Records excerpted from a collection
_____

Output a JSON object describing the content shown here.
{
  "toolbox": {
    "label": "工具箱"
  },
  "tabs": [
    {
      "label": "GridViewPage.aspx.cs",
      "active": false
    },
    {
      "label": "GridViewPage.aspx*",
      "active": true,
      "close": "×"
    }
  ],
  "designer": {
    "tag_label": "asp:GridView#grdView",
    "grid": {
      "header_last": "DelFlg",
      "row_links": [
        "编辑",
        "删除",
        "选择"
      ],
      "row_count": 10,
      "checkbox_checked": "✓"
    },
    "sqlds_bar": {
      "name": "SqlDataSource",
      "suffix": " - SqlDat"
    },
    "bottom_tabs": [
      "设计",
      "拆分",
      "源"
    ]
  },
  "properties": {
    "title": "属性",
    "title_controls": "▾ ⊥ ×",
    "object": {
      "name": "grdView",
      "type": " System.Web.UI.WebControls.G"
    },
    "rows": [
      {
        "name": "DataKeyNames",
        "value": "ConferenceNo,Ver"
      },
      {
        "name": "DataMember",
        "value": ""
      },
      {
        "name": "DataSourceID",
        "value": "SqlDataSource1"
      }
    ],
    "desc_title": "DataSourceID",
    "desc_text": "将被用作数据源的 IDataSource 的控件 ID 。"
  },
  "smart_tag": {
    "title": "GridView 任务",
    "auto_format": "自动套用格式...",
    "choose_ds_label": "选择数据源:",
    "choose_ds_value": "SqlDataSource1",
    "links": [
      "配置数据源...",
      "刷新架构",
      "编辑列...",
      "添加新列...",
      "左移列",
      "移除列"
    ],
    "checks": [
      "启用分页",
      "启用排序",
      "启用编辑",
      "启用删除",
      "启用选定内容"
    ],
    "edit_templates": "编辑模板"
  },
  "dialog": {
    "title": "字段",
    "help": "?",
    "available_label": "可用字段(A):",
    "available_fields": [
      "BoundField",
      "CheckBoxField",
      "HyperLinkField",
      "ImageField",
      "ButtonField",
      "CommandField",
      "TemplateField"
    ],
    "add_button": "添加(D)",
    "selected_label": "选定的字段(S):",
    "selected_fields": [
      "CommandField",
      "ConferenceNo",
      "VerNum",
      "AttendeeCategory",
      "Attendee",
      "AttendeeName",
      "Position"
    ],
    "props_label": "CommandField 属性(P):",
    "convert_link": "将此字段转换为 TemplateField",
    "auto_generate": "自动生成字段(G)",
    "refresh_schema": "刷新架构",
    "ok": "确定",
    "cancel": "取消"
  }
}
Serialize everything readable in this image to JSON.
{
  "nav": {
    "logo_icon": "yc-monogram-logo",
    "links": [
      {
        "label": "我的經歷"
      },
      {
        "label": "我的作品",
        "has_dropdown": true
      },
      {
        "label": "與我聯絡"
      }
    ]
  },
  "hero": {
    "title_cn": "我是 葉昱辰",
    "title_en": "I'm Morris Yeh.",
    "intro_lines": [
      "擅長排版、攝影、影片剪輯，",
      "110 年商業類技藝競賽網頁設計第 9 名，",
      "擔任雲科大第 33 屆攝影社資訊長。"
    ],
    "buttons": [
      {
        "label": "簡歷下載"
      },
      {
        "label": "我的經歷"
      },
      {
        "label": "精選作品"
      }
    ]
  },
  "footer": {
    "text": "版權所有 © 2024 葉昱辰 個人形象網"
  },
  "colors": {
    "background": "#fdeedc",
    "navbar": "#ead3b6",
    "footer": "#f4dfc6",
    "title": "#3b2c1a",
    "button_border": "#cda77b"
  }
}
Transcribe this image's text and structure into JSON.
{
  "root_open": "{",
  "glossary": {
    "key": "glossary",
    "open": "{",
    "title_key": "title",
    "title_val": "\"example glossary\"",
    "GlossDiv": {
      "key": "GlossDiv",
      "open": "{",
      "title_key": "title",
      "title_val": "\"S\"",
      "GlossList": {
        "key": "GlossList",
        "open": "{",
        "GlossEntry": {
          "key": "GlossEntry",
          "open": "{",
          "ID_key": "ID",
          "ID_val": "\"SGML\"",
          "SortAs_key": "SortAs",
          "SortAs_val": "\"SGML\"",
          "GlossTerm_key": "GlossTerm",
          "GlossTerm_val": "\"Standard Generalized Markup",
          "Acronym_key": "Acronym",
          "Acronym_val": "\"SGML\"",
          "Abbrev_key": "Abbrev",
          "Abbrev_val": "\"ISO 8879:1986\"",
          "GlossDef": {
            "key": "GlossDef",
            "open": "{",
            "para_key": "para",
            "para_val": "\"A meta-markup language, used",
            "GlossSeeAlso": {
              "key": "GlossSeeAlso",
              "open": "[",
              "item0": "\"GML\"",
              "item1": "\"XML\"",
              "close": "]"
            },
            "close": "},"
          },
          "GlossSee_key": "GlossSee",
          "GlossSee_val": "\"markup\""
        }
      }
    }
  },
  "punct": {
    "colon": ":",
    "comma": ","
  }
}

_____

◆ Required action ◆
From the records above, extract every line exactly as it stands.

◆ Problem solution ◆
Output a JSON object describing the content shown here.
{
  "toolbox": {
    "label": "工具箱"
  },
  "tabs": [
    {
      "label": "GridViewPage.aspx.cs",
      "active": false
    },
    {
      "label": "GridViewPage.aspx*",
      "active": true,
      "close": "×"
    }
  ],
  "designer": {
    "tag_label": "asp:GridView#grdView",
    "grid": {
      "header_last": "DelFlg",
      "row_links": [
        "编辑",
        "删除",
        "选择"
      ],
      "row_count": 10,
      "checkbox_checked": "✓"
    },
    "sqlds_bar": {
      "name": "SqlDataSource",
      "suffix": " - SqlDat"
    },
    "bottom_tabs": [
      "设计",
      "拆分",
      "源"
    ]
  },
  "properties": {
    "title": "属性",
    "title_controls": "▾ ⊥ ×",
    "object": {
      "name": "grdView",
      "type": " System.Web.UI.WebControls.G"
    },
    "rows": [
      {
        "name": "DataKeyNames",
        "value": "ConferenceNo,Ver"
      },
      {
        "name": "DataMember",
        "value": ""
      },
      {
        "name": "DataSourceID",
        "value": "SqlDataSource1"
      }
    ],
    "desc_title": "DataSourceID",
    "desc_text": "将被用作数据源的 IDataSource 的控件 ID 。"
  },
  "smart_tag": {
    "title": "GridView 任务",
    "auto_format": "自动套用格式...",
    "choose_ds_label": "选择数据源:",
    "choose_ds_value": "SqlDataSource1",
    "links": [
      "配置数据源...",
      "刷新架构",
      "编辑列...",
      "添加新列...",
      "左移列",
      "移除列"
    ],
    "checks": [
      "启用分页",
      "启用排序",
      "启用编辑",
      "启用删除",
      "启用选定内容"
    ],
    "edit_templates": "编辑模板"
  },
  "dialog": {
    "title": "字段",
    "help": "?",
    "available_label": "可用字段(A):",
    "available_fields": [
      "BoundField",
      "CheckBoxField",
      "HyperLinkField",
      "ImageField",
      "ButtonField",
      "CommandField",
      "TemplateField"
    ],
    "add_button": "添加(D)",
    "selected_label": "选定的字段(S):",
    "selected_fields": [
      "CommandField",
      "ConferenceNo",
      "VerNum",
      "AttendeeCategory",
      "Attendee",
      "AttendeeName",
      "Position"
    ],
    "props_label": "CommandField 属性(P):",
    "convert_link": "将此字段转换为 TemplateField",
    "auto_generate": "自动生成字段(G)",
    "refresh_schema": "刷新架构",
    "ok": "确定",
    "cancel": "取消"
  }
}
Serialize everything readable in this image to JSON.
{
  "nav": {
    "logo_icon": "yc-monogram-logo",
    "links": [
      {
        "label": "我的經歷"
      },
      {
        "label": "我的作品",
        "has_dropdown": true
      },
      {
        "label": "與我聯絡"
      }
    ]
  },
  "hero": {
    "title_cn": "我是 葉昱辰",
    "title_en": "I'm Morris Yeh.",
    "intro_lines": [
      "擅長排版、攝影、影片剪輯，",
      "110 年商業類技藝競賽網頁設計第 9 名，",
      "擔任雲科大第 33 屆攝影社資訊長。"
    ],
    "buttons": [
      {
        "label": "簡歷下載"
      },
      {
        "label": "我的經歷"
      },
      {
        "label": "精選作品"
      }
    ]
  },
  "footer": {
    "text": "版權所有 © 2024 葉昱辰 個人形象網"
  },
  "colors": {
    "background": "#fdeedc",
    "navbar": "#ead3b6",
    "footer": "#f4dfc6",
    "title": "#3b2c1a",
    "button_border": "#cda77b"
  }
}
Transcribe this image's text and structure into JSON.
{
  "root_open": "{",
  "glossary": {
    "key": "glossary",
    "open": "{",
    "title_key": "title",
    "title_val": "\"example glossary\"",
    "GlossDiv": {
      "key": "GlossDiv",
      "open": "{",
      "title_key": "title",
      "title_val": "\"S\"",
      "GlossList": {
        "key": "GlossList",
        "open": "{",
        "GlossEntry": {
          "key": "GlossEntry",
          "open": "{",
          "ID_key": "ID",
          "ID_val": "\"SGML\"",
          "SortAs_key": "SortAs",
          "SortAs_val": "\"SGML\"",
          "GlossTerm_key": "GlossTerm",
          "GlossTerm_val": "\"Standard Generalized Markup",
          "Acronym_key": "Acronym",
          "Acronym_val": "\"SGML\"",
          "Abbrev_key": "Abbrev",
          "Abbrev_val": "\"ISO 8879:1986\"",
          "GlossDef": {
            "key": "GlossDef",
            "open": "{",
            "para_key": "para",
            "para_val": "\"A meta-markup language, used",
            "GlossSeeAlso": {
              "key": "GlossSeeAlso",
              "open": "[",
              "item0": "\"GML\"",
              "item1": "\"XML\"",
              "close": "]"
            },
            "close": "},"
          },
          "GlossSee_key": "GlossSee",
          "GlossSee_val": "\"markup\""
        }
      }
    }
  },
  "punct": {
    "colon": ":",
    "comma": ","
  }
}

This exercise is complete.